Program giving double dollars for fruits and veggies to expand into St. Louis grocery stores
A program started last year to make locally-produced fresh fruits and vegetables more affordable for low-income St. Louisans is planning to expand into area grocery stores.
The Double Up Food Bucks program, formerly SNAP 2 It, matches up to $25 EBT dollars that recipients of the Supplemental Nutrition Assistance Program (SNAP) spend on locally-produced fruits and vegetables. That allows people to purchase healthier foods.
“Lots of times, they are kind of like, ‘What’s the catch? You’re giving away free money?' But, yes, we are giving away free money because we want more people to eat more fruits and vegetables,” said Program Manager for the St. Louis area Brian DeSmet.
Previously, the program was only available at a handful of area farmer’s markets, where customers received a dollar-to-dollar match on fruits and veggies. This summer, it will run at the Tower Grove, Webster Groves and North City (St. Louis) farmer’s markets, as well as those in DeSoto, Salem and some outstate areas. Organizers hope to add Ferguson’s market soon, following a technical glitch.
But now the goal is to also make the program available at local grocery stores. DeSmet said he’s working to implement it at independent stores like Local Harvest and the mobile St. Louis Metro Market by later this summer and bring it into at least five area Schnuck’s stores by next year.
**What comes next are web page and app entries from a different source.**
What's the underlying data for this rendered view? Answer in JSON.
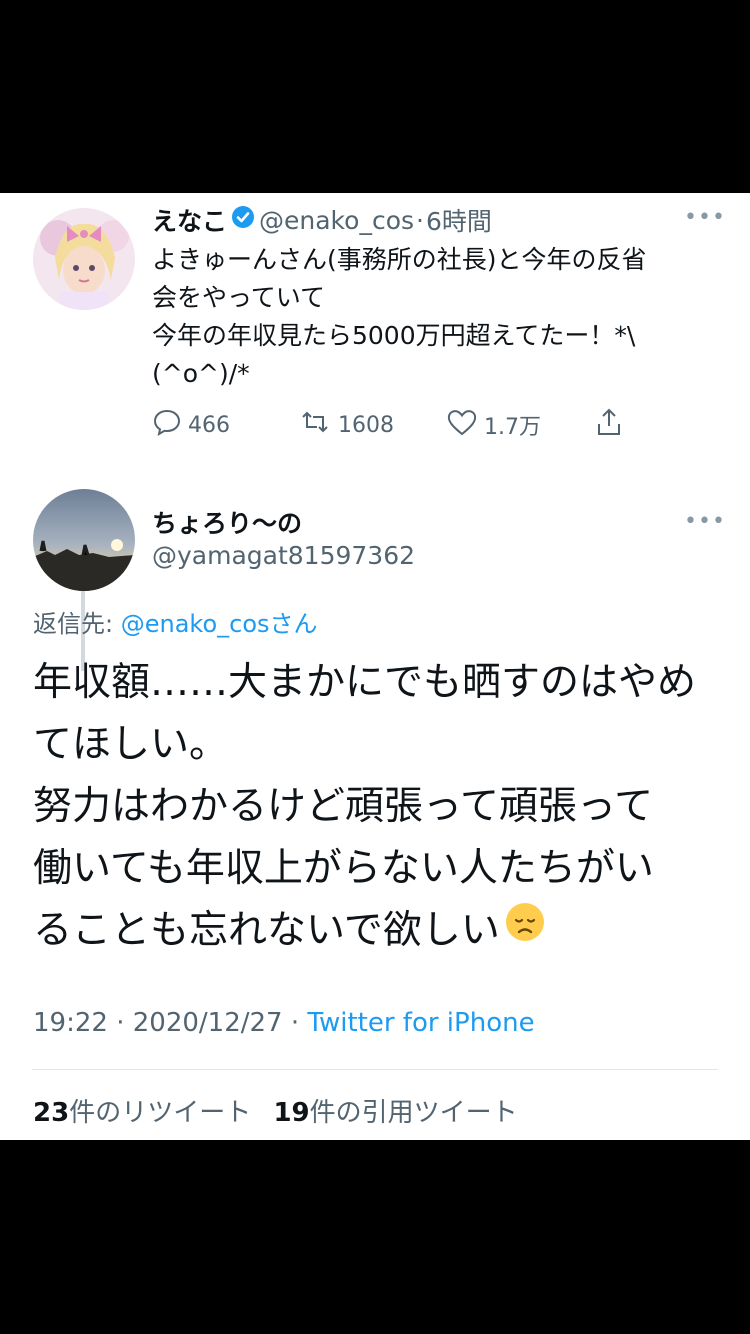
{
  "parent_tweet": {
    "display_name": "えなこ",
    "handle": "@enako_cos",
    "separator": "·",
    "time_ago": "6時間",
    "text_lines": [
      "よきゅーんさん(事務所の社長)と今年の反省",
      "会をやっていて",
      "今年の年収見たら5000万円超えてたー！*\\",
      "(^o^)/*"
    ],
    "reply_count": "466",
    "retweet_count": "1608",
    "like_count": "1.7万"
  },
  "reply_tweet": {
    "display_name": "ちょろり〜の",
    "handle": "@yamagat81597362",
    "reply_to_prefix": "返信先: ",
    "reply_to_handle": "@enako_cos",
    "reply_to_suffix": "さん",
    "text_lines": [
      "年収額……大まかにでも晒すのはやめ",
      "てほしい。",
      "努力はわかるけど頑張って頑張って",
      "働いても年収上がらない人たちがい",
      "ることも忘れないで欲しい"
    ],
    "emoji": "disappointed-face",
    "time": "19:22",
    "date_sep": " · ",
    "date": "2020/12/27",
    "client": "Twitter for iPhone",
    "retweets_count": "23",
    "retweets_label": "件のリツイート",
    "quotes_count": "19",
    "quotes_label": "件の引用ツイート"
  },
  "colors": {
    "accent": "#1d9bf0",
    "text": "#0f1419",
    "muted": "#536471",
    "background": "#ffffff",
    "letterbox": "#000000"
  }
}
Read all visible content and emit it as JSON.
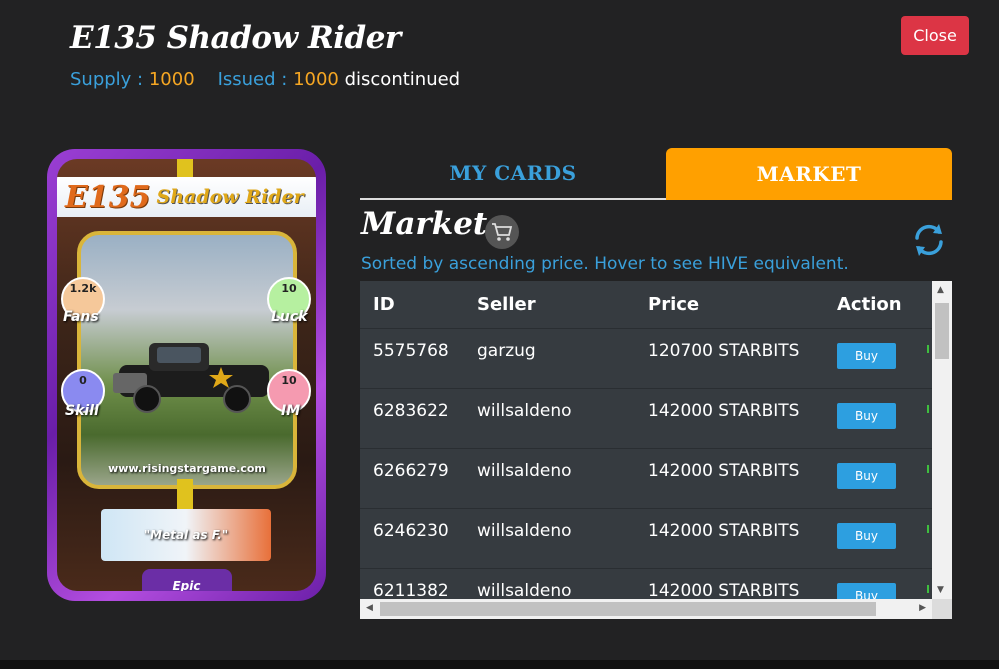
{
  "header": {
    "title": "E135 Shadow Rider",
    "supply_label": "Supply :",
    "supply_value": "1000",
    "issued_label": "Issued :",
    "issued_value": "1000",
    "status": "discontinued",
    "close_label": "Close"
  },
  "card": {
    "code": "E135",
    "name": "Shadow Rider",
    "stats": {
      "fans_value": "1.2k",
      "fans_label": "Fans",
      "luck_value": "10",
      "luck_label": "Luck",
      "skill_value": "0",
      "skill_label": "Skill",
      "im_value": "10",
      "im_label": "IM"
    },
    "website": "www.risingstargame.com",
    "quote": "\"Metal as F.\"",
    "rarity": "Epic"
  },
  "tabs": [
    {
      "label": "MY CARDS",
      "active": false
    },
    {
      "label": "MARKET",
      "active": true
    }
  ],
  "market": {
    "title": "Market",
    "subtitle": "Sorted by ascending price. Hover to see HIVE equivalent.",
    "columns": [
      "ID",
      "Seller",
      "Price",
      "Action"
    ],
    "buy_label": "Buy",
    "rows": [
      {
        "id": "5575768",
        "seller": "garzug",
        "price": "120700 STARBITS"
      },
      {
        "id": "6283622",
        "seller": "willsaldeno",
        "price": "142000 STARBITS"
      },
      {
        "id": "6266279",
        "seller": "willsaldeno",
        "price": "142000 STARBITS"
      },
      {
        "id": "6246230",
        "seller": "willsaldeno",
        "price": "142000 STARBITS"
      },
      {
        "id": "6211382",
        "seller": "willsaldeno",
        "price": "142000 STARBITS"
      }
    ]
  },
  "colors": {
    "accent_blue": "#3aa0db",
    "accent_orange": "#ffa000",
    "close_red": "#dc3545",
    "buy_blue": "#2d9fe0"
  }
}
“We’re excited to partner with the mobile market that comes to different areas but is focused around the JeffVanderLou neighborhood, because that will help us reach some people that aren’t going to be able to get to a farmer’s market or don’t have a farmer’s market right in their area,” he said.
The program will work a little differently at the stores: customers can buy up to $25 of locally grown produce using money from their EBT cards and they will get a matching amount for vegetables and fruits produced anywhere.
“It helps not only low-income shoppers, but also helps our local farmers, and keeps more money in the local economy,” DeSmet said. “It’s a triple win.”
The expansion is the result of a major reorganization of the St. Louis program. In its inaugural year, it only reached about 200 St. Louis residents – not nearly what its organizers had hoped, DeSmet said.
“We only had about a $3,000 budget for the whole season and no marketing budget. It was all done by word of mouth and social media,” he said. “Some markets did get some usage, but some didn’t have a lot.”
That’s why the St. Louis effort joined the multi-state “Double Up” collaborative run by the Fair Food Network, where DeSmet now works. The network has “a pretty good track record as far as how to grow programs and keep sustainable,” he said. That experience helped it net a large grant from the U.S. Department of Agriculture’s Food Insecurity Nutrition Incentive program to expand these dollar-matching services into nine states.
The program expansions in Missouri and Kansas will be funded through a $2.9 million FINI grant given to the Mid-America Regional Council; matching private and public funding brought the total to $5.8 million.
For the St. Louis area, that means a $50,000 budget just for current and potential farmer’s markets programs and reaching thousands of people, versus hundreds, DeSmet said.
“This year, we’re working with the East-West Gateway Council of Governments; they are helping us to do outreach and GIS mapping of organizations near the farmer’s markets and grocery stores to help us get the word out to EBT recipients,” he said. “There will be a lot more of that kind of stuff going on this year that we didn’t really have the ability to do last year.”
“We’re just hoping we can use the community networks around to get the word out so people are actually using this, because we have the money,” he added.